Fair Park
Capacity: 20,111
It seems like every major city has a venue similar to Gexa Energy Pavilion -- an unruly beast of concrete and steel beams where the biggest names come to play to the most people possible. Chances are you have a hazy memory of seeing some hair-metal band from the lawn seats here. Love it or hate it, Gexa Energy Pavilion (or whatever it might be called next year) is really all about the party surrounding the music. And who doesn’t like to party?


Victory Park
Capacity: 21,000
Bands who play American Airlines Center have reached the top -- only the biggest, most star-powered acts can command this stadium venue. Seeing music in a space this size is as much about the lights, the pyrotechnics, the theatrics, and usually less about the music being performed. And hey, thats ok sometimes. It’s a comfortable venue that has surprisingly good sound for such a large space.

Hayden Bernstein/Thrillist

Canton St
Capacity: 4,300
Back for the first time, the Bomb Factory will blow you away with it’s sound and size. This reincarnation of the Deep Ellum staple of the early 1990s is the newest addition to the Dallas music scene brought to us by the same impossibly cool couple that revitalized Trees some six years ago. The improvements made from its late predecessor? Air conditioning for one (that's a pretty big "one"), plus premium suits, and no support beams to block your line-of-sight (height permitting).


Capacity: 2,300
Luckily for us, you don’t need to be an opera buff to enjoy this chic performance hall. Rock stars of eras past and current fame are opting to play this venue designed for quality acoustics rather than capacity. Visually, with its ruby red finish and intricate retractable chandelier that you must see to believe, the building is magnificent and has quickly become the hub of activity in the Dallas Arts District.

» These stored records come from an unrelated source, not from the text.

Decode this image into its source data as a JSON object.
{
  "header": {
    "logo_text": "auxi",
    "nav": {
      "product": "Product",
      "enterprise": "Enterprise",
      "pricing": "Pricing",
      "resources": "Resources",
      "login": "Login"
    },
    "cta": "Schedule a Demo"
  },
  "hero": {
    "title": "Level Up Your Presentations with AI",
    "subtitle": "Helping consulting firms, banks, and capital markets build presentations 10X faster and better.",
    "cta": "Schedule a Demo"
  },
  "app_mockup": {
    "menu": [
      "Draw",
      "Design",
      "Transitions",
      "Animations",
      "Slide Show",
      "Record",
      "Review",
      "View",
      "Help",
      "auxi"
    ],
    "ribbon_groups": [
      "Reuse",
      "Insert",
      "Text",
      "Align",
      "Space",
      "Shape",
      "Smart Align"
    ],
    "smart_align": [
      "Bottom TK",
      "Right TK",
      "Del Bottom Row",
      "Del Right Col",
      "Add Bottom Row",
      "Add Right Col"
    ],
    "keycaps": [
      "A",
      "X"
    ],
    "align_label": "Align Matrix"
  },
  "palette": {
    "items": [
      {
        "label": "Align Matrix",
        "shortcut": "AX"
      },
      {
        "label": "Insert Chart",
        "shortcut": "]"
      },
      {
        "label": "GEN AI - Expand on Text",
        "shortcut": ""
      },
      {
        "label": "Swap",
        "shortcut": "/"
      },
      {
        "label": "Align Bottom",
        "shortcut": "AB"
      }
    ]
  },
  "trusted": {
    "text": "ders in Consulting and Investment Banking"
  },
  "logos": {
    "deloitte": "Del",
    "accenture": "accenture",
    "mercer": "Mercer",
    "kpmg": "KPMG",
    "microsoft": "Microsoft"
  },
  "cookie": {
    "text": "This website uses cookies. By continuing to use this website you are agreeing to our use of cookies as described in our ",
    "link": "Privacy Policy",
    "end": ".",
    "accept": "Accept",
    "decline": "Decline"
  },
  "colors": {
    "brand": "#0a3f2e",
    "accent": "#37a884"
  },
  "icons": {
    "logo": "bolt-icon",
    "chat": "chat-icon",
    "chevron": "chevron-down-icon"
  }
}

Sign up here for our daily Dallas email and be the first to get all the food/drink/fun DFW has to offer.